Aim of the task: All entries should be copied exactly, none left out.

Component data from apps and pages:
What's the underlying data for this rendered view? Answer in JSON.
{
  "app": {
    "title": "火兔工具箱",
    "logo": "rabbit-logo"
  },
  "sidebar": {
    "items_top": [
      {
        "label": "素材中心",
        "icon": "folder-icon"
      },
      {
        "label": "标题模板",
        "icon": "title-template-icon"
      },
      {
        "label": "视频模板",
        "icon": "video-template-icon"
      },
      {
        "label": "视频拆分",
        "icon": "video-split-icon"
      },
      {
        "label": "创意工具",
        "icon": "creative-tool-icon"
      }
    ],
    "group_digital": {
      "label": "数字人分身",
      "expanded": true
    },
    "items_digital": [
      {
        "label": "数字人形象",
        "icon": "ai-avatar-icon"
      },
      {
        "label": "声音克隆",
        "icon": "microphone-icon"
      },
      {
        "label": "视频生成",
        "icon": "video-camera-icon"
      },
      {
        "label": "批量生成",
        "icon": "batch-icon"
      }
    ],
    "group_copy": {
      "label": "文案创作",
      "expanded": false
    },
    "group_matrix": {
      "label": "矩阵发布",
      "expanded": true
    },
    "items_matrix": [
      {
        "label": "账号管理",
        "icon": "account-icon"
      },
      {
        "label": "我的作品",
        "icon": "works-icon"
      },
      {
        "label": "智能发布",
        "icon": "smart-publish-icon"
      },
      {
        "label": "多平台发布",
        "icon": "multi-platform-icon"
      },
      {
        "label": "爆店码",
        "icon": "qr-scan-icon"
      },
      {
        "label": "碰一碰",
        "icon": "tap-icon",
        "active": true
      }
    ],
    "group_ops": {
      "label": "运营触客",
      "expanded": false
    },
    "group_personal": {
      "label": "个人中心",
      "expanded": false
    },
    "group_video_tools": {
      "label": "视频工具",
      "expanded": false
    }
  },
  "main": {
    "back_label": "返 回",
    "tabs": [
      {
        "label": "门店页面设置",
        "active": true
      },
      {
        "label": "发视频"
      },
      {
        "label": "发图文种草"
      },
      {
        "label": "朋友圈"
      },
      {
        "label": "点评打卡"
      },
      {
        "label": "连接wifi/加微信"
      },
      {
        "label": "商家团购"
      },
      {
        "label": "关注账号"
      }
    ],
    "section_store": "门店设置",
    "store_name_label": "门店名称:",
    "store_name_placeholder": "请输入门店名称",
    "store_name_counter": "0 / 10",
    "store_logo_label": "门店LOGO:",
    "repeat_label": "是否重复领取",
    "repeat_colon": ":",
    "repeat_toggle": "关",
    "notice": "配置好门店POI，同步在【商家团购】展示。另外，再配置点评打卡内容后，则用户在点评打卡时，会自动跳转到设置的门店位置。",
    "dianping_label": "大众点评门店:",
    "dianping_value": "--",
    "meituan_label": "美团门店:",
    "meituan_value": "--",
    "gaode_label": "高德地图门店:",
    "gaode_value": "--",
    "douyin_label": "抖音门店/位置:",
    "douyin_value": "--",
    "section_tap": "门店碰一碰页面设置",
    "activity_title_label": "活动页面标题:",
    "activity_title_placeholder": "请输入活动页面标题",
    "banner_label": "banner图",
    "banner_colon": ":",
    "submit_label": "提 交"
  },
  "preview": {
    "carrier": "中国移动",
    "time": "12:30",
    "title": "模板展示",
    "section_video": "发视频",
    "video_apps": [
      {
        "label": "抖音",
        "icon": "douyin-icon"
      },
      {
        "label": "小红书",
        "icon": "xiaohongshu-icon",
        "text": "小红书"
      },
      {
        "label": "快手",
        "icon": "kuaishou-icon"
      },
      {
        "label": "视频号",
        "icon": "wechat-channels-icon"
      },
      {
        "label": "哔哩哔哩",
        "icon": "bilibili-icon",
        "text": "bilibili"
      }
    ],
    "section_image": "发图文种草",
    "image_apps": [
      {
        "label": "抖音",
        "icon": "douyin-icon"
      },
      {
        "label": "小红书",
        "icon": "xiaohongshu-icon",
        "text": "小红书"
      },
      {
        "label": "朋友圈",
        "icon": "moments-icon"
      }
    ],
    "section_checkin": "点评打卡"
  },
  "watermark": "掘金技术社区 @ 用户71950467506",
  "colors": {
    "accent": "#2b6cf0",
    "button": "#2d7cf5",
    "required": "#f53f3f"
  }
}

Exercise solution:
What's the underlying data for this rendered view? Answer in JSON.
{
  "app": {
    "title": "火兔工具箱",
    "logo": "rabbit-logo"
  },
  "sidebar": {
    "items_top": [
      {
        "label": "素材中心",
        "icon": "folder-icon"
      },
      {
        "label": "标题模板",
        "icon": "title-template-icon"
      },
      {
        "label": "视频模板",
        "icon": "video-template-icon"
      },
      {
        "label": "视频拆分",
        "icon": "video-split-icon"
      },
      {
        "label": "创意工具",
        "icon": "creative-tool-icon"
      }
    ],
    "group_digital": {
      "label": "数字人分身",
      "expanded": true
    },
    "items_digital": [
      {
        "label": "数字人形象",
        "icon": "ai-avatar-icon"
      },
      {
        "label": "声音克隆",
        "icon": "microphone-icon"
      },
      {
        "label": "视频生成",
        "icon": "video-camera-icon"
      },
      {
        "label": "批量生成",
        "icon": "batch-icon"
      }
    ],
    "group_copy": {
      "label": "文案创作",
      "expanded": false
    },
    "group_matrix": {
      "label": "矩阵发布",
      "expanded": true
    },
    "items_matrix": [
      {
        "label": "账号管理",
        "icon": "account-icon"
      },
      {
        "label": "我的作品",
        "icon": "works-icon"
      },
      {
        "label": "智能发布",
        "icon": "smart-publish-icon"
      },
      {
        "label": "多平台发布",
        "icon": "multi-platform-icon"
      },
      {
        "label": "爆店码",
        "icon": "qr-scan-icon"
      },
      {
        "label": "碰一碰",
        "icon": "tap-icon",
        "active": true
      }
    ],
    "group_ops": {
      "label": "运营触客",
      "expanded": false
    },
    "group_personal": {
      "label": "个人中心",
      "expanded": false
    },
    "group_video_tools": {
      "label": "视频工具",
      "expanded": false
    }
  },
  "main": {
    "back_label": "返 回",
    "tabs": [
      {
        "label": "门店页面设置",
        "active": true
      },
      {
        "label": "发视频"
      },
      {
        "label": "发图文种草"
      },
      {
        "label": "朋友圈"
      },
      {
        "label": "点评打卡"
      },
      {
        "label": "连接wifi/加微信"
      },
      {
        "label": "商家团购"
      },
      {
        "label": "关注账号"
      }
    ],
    "section_store": "门店设置",
    "store_name_label": "门店名称:",
    "store_name_placeholder": "请输入门店名称",
    "store_name_counter": "0 / 10",
    "store_logo_label": "门店LOGO:",
    "repeat_label": "是否重复领取",
    "repeat_colon": ":",
    "repeat_toggle": "关",
    "notice": "配置好门店POI，同步在【商家团购】展示。另外，再配置点评打卡内容后，则用户在点评打卡时，会自动跳转到设置的门店位置。",
    "dianping_label": "大众点评门店:",
    "dianping_value": "--",
    "meituan_label": "美团门店:",
    "meituan_value": "--",
    "gaode_label": "高德地图门店:",
    "gaode_value": "--",
    "douyin_label": "抖音门店/位置:",
    "douyin_value": "--",
    "section_tap": "门店碰一碰页面设置",
    "activity_title_label": "活动页面标题:",
    "activity_title_placeholder": "请输入活动页面标题",
    "banner_label": "banner图",
    "banner_colon": ":",
    "submit_label": "提 交"
  },
  "preview": {
    "carrier": "中国移动",
    "time": "12:30",
    "title": "模板展示",
    "section_video": "发视频",
    "video_apps": [
      {
        "label": "抖音",
        "icon": "douyin-icon"
      },
      {
        "label": "小红书",
        "icon": "xiaohongshu-icon",
        "text": "小红书"
      },
      {
        "label": "快手",
        "icon": "kuaishou-icon"
      },
      {
        "label": "视频号",
        "icon": "wechat-channels-icon"
      },
      {
        "label": "哔哩哔哩",
        "icon": "bilibili-icon",
        "text": "bilibili"
      }
    ],
    "section_image": "发图文种草",
    "image_apps": [
      {
        "label": "抖音",
        "icon": "douyin-icon"
      },
      {
        "label": "小红书",
        "icon": "xiaohongshu-icon",
        "text": "小红书"
      },
      {
        "label": "朋友圈",
        "icon": "moments-icon"
      }
    ],
    "section_checkin": "点评打卡"
  },
  "watermark": "掘金技术社区 @ 用户71950467506",
  "colors": {
    "accent": "#2b6cf0",
    "button": "#2d7cf5",
    "required": "#f53f3f"
  }
}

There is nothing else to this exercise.